Local Foods and Small Farms Educator, University of Illinois Extension
Now that you have planted your tomatoes and trellised them, it’s quite common to expect insect pests. Tomatoes tend to have a number of insect pests that can cause serious damage to leaf and fruit. Aphids, whiteflies, tomato fruit worm, and tobacco/tomato hornworm are the most frequent pests we see on tomatoes.
Aphids and whiteflies are tiny insects that can be hard to see and are usually on the tomato leaves. They tend to be more a nuisance but since they suck from the vascular tissue of the plant, overtime they may cause serious damage. You’ll know you have whiteflies after you have brushed up against plants and white flies will fly off. Aphids will be bright yellow/green in color. Generally, it can be hard to control both whiteflies and aphids although there are some chemical solutions available. Insect predators like spiders and certain wasps can also control aphids/whiteflies.

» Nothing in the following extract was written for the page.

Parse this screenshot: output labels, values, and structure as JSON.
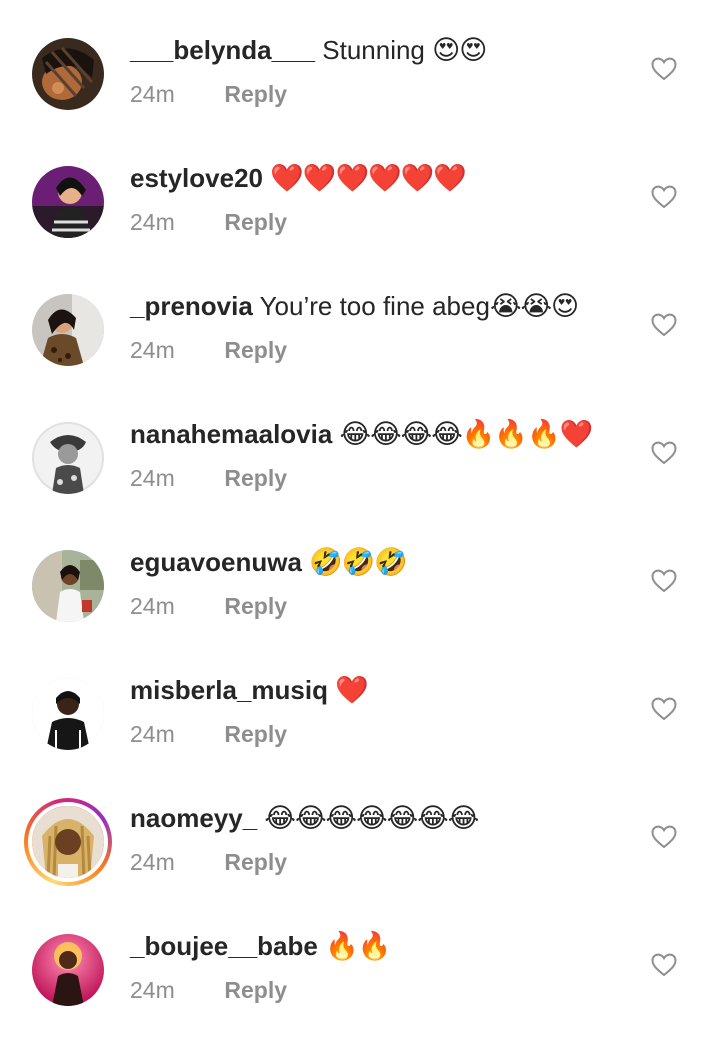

For most growers of tomatoes, whiteflies and aphids are merely tolerated.
The two main culprits of extensive tomato damage are tomato fruit worm and tobacco/tomato hornworm. Both of these are light green in the larvae forms that are very noticeable in the garden.
Tomato fruitworm will enter into the actual fruit itself causing the fruit to not ripen and be inedible. You’ll know you have tomato fruitworm when you see a ripened tomato earlier than expected and as you pick it, will see a hole in it. Tomato/tobacco hornworm will be on the stems and leaves of the plant.

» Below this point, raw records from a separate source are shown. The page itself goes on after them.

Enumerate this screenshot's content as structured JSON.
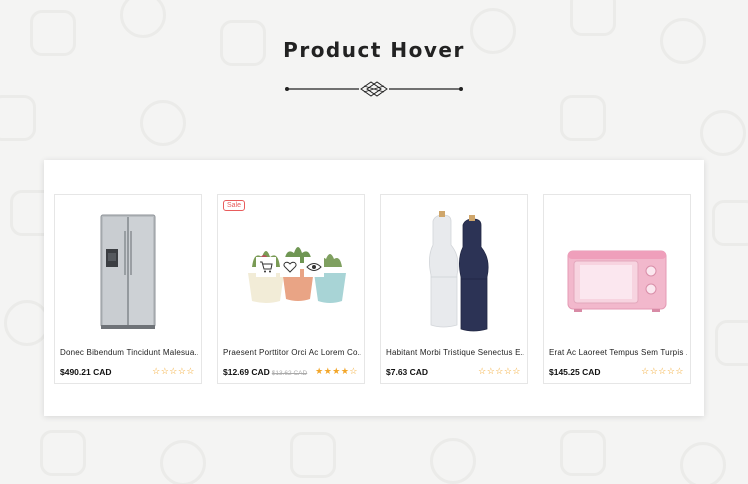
{
  "section": {
    "title": "Product Hover"
  },
  "products": [
    {
      "name": "Donec Bibendum Tincidunt Malesua...",
      "price": "$490.21 CAD",
      "old_price": "",
      "sale_label": "",
      "rating": 0,
      "image_icon": "refrigerator-image"
    },
    {
      "name": "Praesent Porttitor Orci Ac Lorem Co...",
      "price": "$12.69 CAD",
      "old_price": "$13.62 CAD",
      "sale_label": "Sale",
      "rating": 4,
      "image_icon": "succulent-pots-image"
    },
    {
      "name": "Habitant Morbi Tristique Senectus E...",
      "price": "$7.63 CAD",
      "old_price": "",
      "sale_label": "",
      "rating": 0,
      "image_icon": "salt-pepper-grinders-image"
    },
    {
      "name": "Erat Ac Laoreet Tempus Sem Turpis ...",
      "price": "$145.25 CAD",
      "old_price": "",
      "sale_label": "",
      "rating": 0,
      "image_icon": "microwave-oven-image"
    }
  ],
  "hover_actions": [
    "cart-icon",
    "wishlist-heart-icon",
    "quick-view-eye-icon"
  ],
  "colors": {
    "sale": "#e85c5c",
    "star": "#f2a62a",
    "background": "#f4f4f3"
  }
}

The actual size of hornworm can be between 2-3 inches long and because of the size, you can pick them off by hand and kill them. Sometimes the tomato fruitworm can be removed by hand if it has not entered the fruit yet. By removing either of these large insects, you will keep destructive pests away from your plants.
There are numerous tomato pest scouting guides available online that show what these look like. By looking at these guides, you’ll be prepared for the insects when they show up.